Respondent group

Units of meaning
(What is said)

Units of significance
(What is speaked about)

Themes

Molecular biologist
employed at the
university (MBU, Q1)5

“… you must inform them of their options and then
respect their decision.”

Inform patients and respect their decision

Respect for autonomy / Informed
consent
• Information
• Respect decision

Molecular biologist
employed in a private
biopharmaceutical company
(MBP, Q2)6

“… if you were a seriously ill or terminally ill patient,
I think I would accept just about any treatment,
because you would accept the risk involved.”

Very sick patients are constrained by the
circumstances to a certain choice

Respect for autonomy / Informed
consent
• External constraints
• Vulnerability
• Fragility

Oncology physician working
in the clinic (OPC, Q3)7

“… try to determine what is wrong with the patient,
what are our options, what are the patient’s
wishes, ideas, and then we have to reach some
kind of mutual understanding, frame of reference,
and take it from there … and how can we deal with
this in respect of that.”

Medical prognosis evaluation
Risk-benefit analysis
Patient’s wishes and ideas
Mutual understanding
Respect

Medical prognosis evaluation
• Risk-benefit analysis  

Respect for autonomy / Informed
consent
• Patient’s wishes and ideas
• Mutual understanding
• Respect

Oncology physician working
in the clinic (OPC, Q4)

“… patients are very different and you must adjust
to their level as best you can and try to find out
what kind of language to speak and to sense if
they have understood what you have told them,
and maybe repeat it…”

Positive obligation to adjust to the level of
the patient
Information
Understanding

Respect for autonomy / Informed
consent
• Disclosing information
• Probing for understanding

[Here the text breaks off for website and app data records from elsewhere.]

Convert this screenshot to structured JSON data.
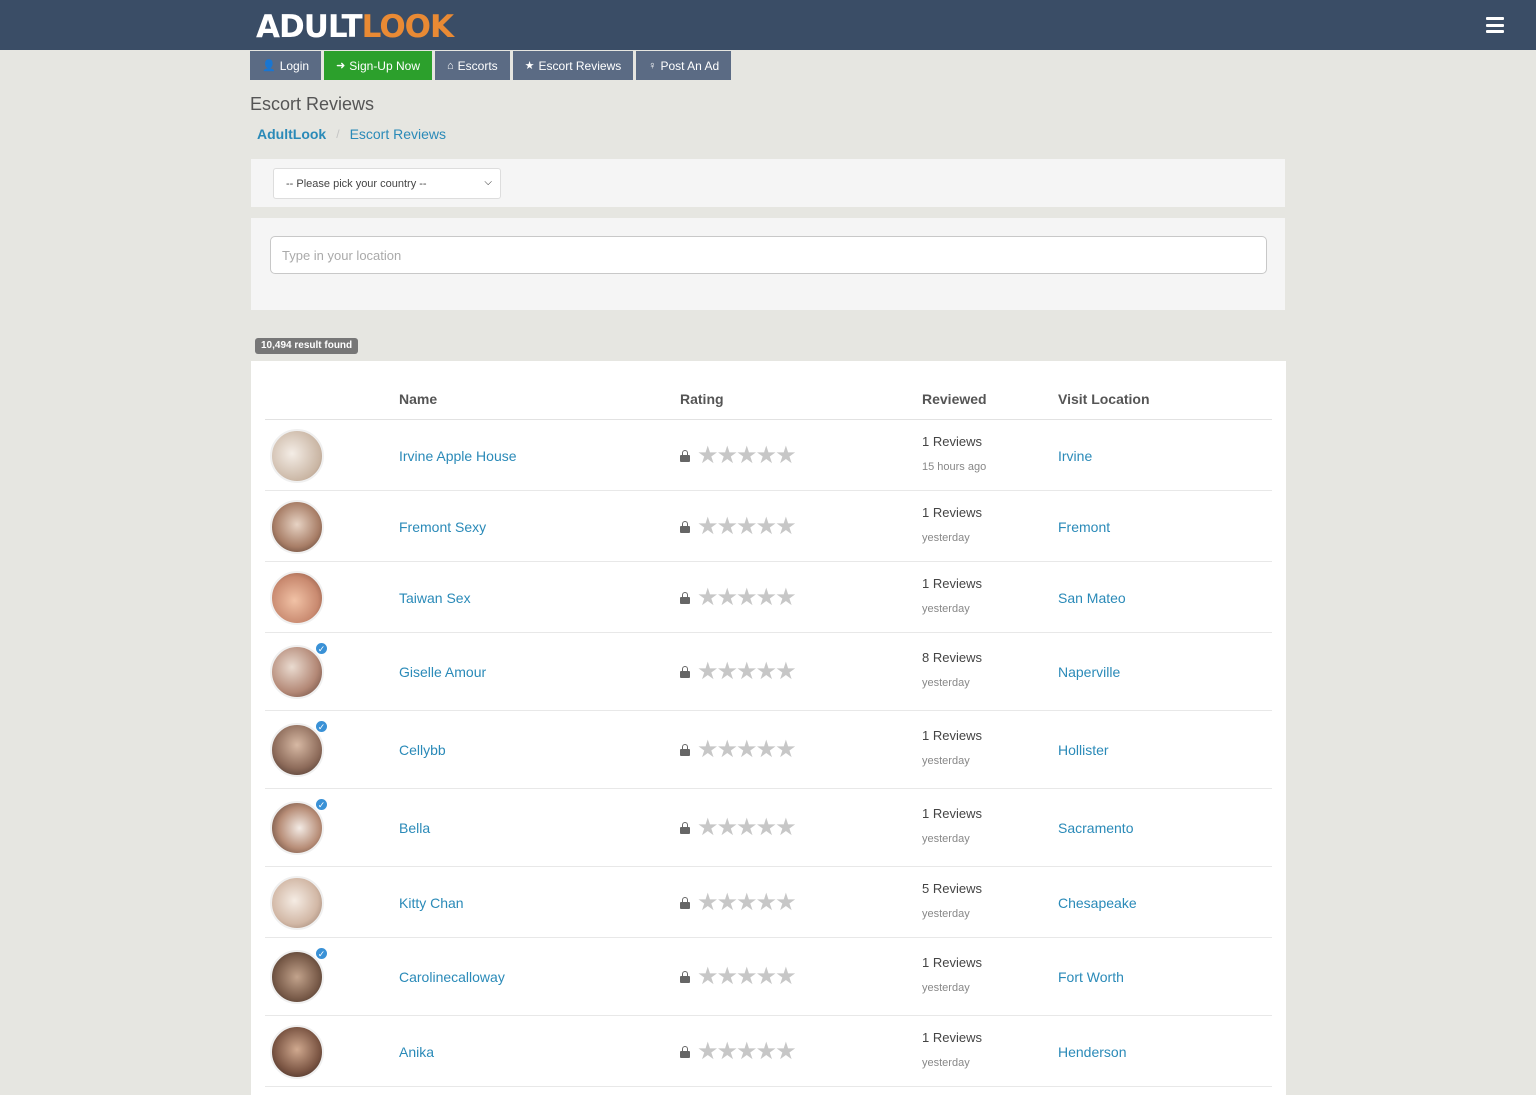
{
  "header": {
    "logo_part1": "ADULT",
    "logo_part2": "LOOK",
    "menu_icon": "hamburger-icon"
  },
  "nav": [
    {
      "label": "Login",
      "icon": "user-icon",
      "glyph": "👤"
    },
    {
      "label": "Sign-Up Now",
      "icon": "sign-in-icon",
      "glyph": "➜"
    },
    {
      "label": "Escorts",
      "icon": "home-icon",
      "glyph": "⌂"
    },
    {
      "label": "Escort Reviews",
      "icon": "star-icon",
      "glyph": "★"
    },
    {
      "label": "Post An Ad",
      "icon": "female-icon",
      "glyph": "♀"
    }
  ],
  "page": {
    "title": "Escort Reviews",
    "breadcrumb_home": "AdultLook",
    "breadcrumb_current": "Escort Reviews"
  },
  "filters": {
    "country_select": "-- Please pick your country --",
    "location_placeholder": "Type in your location"
  },
  "results": {
    "count_label": "10,494 result found",
    "columns": [
      "Name",
      "Rating",
      "Reviewed",
      "Visit Location"
    ],
    "rows": [
      {
        "name": "Irvine Apple House",
        "reviews": "1 Reviews",
        "when": "15 hours ago",
        "location": "Irvine",
        "verified": false,
        "rating_stars": 0
      },
      {
        "name": "Fremont Sexy",
        "reviews": "1 Reviews",
        "when": "yesterday",
        "location": "Fremont",
        "verified": false,
        "rating_stars": 0
      },
      {
        "name": "Taiwan Sex",
        "reviews": "1 Reviews",
        "when": "yesterday",
        "location": "San Mateo",
        "verified": false,
        "rating_stars": 0
      },
      {
        "name": "Giselle Amour",
        "reviews": "8 Reviews",
        "when": "yesterday",
        "location": "Naperville",
        "verified": true,
        "rating_stars": 0
      },
      {
        "name": "Cellybb",
        "reviews": "1 Reviews",
        "when": "yesterday",
        "location": "Hollister",
        "verified": true,
        "rating_stars": 0
      },
      {
        "name": "Bella",
        "reviews": "1 Reviews",
        "when": "yesterday",
        "location": "Sacramento",
        "verified": true,
        "rating_stars": 0
      },
      {
        "name": "Kitty Chan",
        "reviews": "5 Reviews",
        "when": "yesterday",
        "location": "Chesapeake",
        "verified": false,
        "rating_stars": 0
      },
      {
        "name": "Carolinecalloway",
        "reviews": "1 Reviews",
        "when": "yesterday",
        "location": "Fort Worth",
        "verified": true,
        "rating_stars": 0
      },
      {
        "name": "Anika",
        "reviews": "1 Reviews",
        "when": "yesterday",
        "location": "Henderson",
        "verified": false,
        "rating_stars": 0
      }
    ]
  },
  "colors": {
    "topbar": "#3a4d66",
    "logo_accent": "#e98a34",
    "nav_button": "#5b6b84",
    "signup_button": "#2ca02c",
    "link": "#2a8ab8",
    "star_empty": "#c7c7c7",
    "verified": "#3a91d6"
  }
}
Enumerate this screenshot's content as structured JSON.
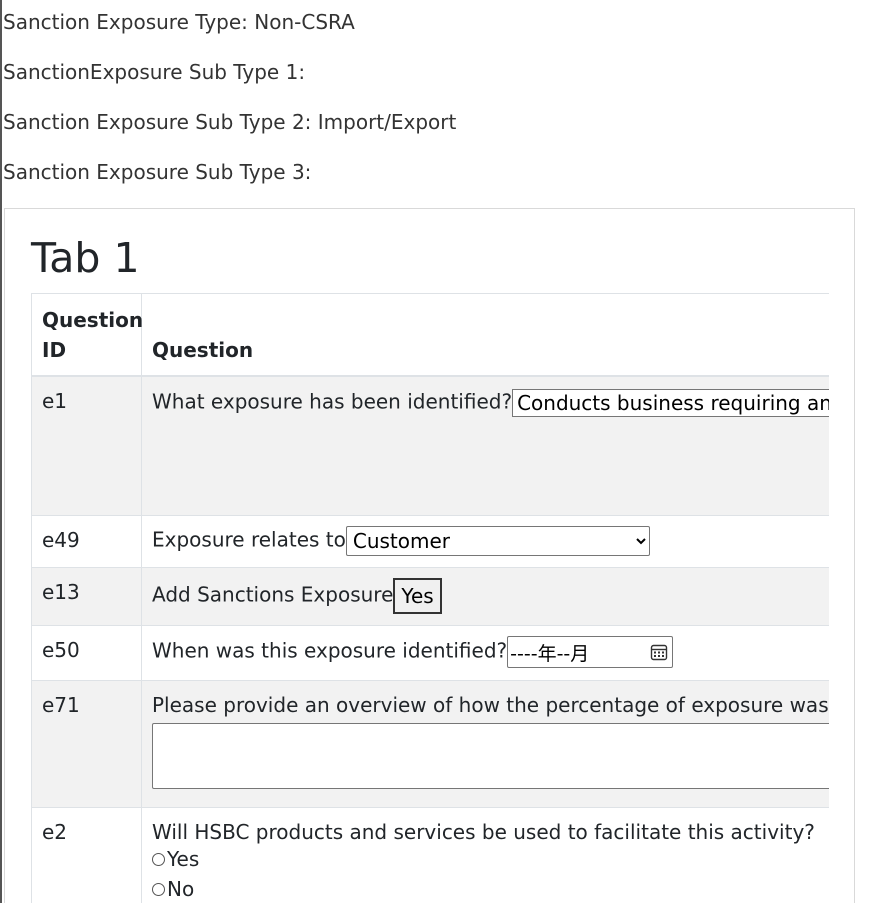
{
  "header": {
    "exposure_type": "Sanction Exposure Type: Non-CSRA",
    "sub_type_1": "SanctionExposure Sub Type 1:",
    "sub_type_2": "Sanction Exposure Sub Type 2: Import/Export",
    "sub_type_3": "Sanction Exposure Sub Type 3:"
  },
  "tab": {
    "title": "Tab 1"
  },
  "table": {
    "headers": {
      "id_line1": "Question",
      "id_line2": "ID",
      "question": "Question"
    },
    "rows": {
      "e1": {
        "id": "e1",
        "question": "What exposure has been identified?",
        "input_value": "Conducts business requiring an Import/Export license"
      },
      "e49": {
        "id": "e49",
        "question": "Exposure relates to",
        "selected": "Customer"
      },
      "e13": {
        "id": "e13",
        "question": "Add Sanctions Exposure",
        "button_label": "Yes"
      },
      "e50": {
        "id": "e50",
        "question": "When was this exposure identified?",
        "date_placeholder": "----年--月"
      },
      "e71": {
        "id": "e71",
        "question": "Please provide an overview of how the percentage of exposure was calculated"
      },
      "e2": {
        "id": "e2",
        "question": "Will HSBC products and services be used to facilitate this activity?",
        "option_yes": "Yes",
        "option_no": "No"
      }
    }
  },
  "icons": {
    "date_picker": "calendar-icon",
    "select_arrow": "chevron-down-icon"
  },
  "colors": {
    "stripe": "#f2f2f2",
    "border": "#dee2e6"
  }
}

5(MBU, Q1): Molecular biologist employed at a public university, quotation 1.
6(MBP, Q2): Molecular biologist employed in a private biopharmaceutical company, quotation 2.
7(OPC, Q3): Oncology physician working in the clinic at a public hospital, quotation 3.
Table 4: Example of structural analysis - the movement from what is said to what is speaked about, first by describing units of meaning (what is said) and next by
formulating units of significance (what is talked about) and themes. This specific example of structural analysis is taken from the Danish empirical study for which the
method was developed [7].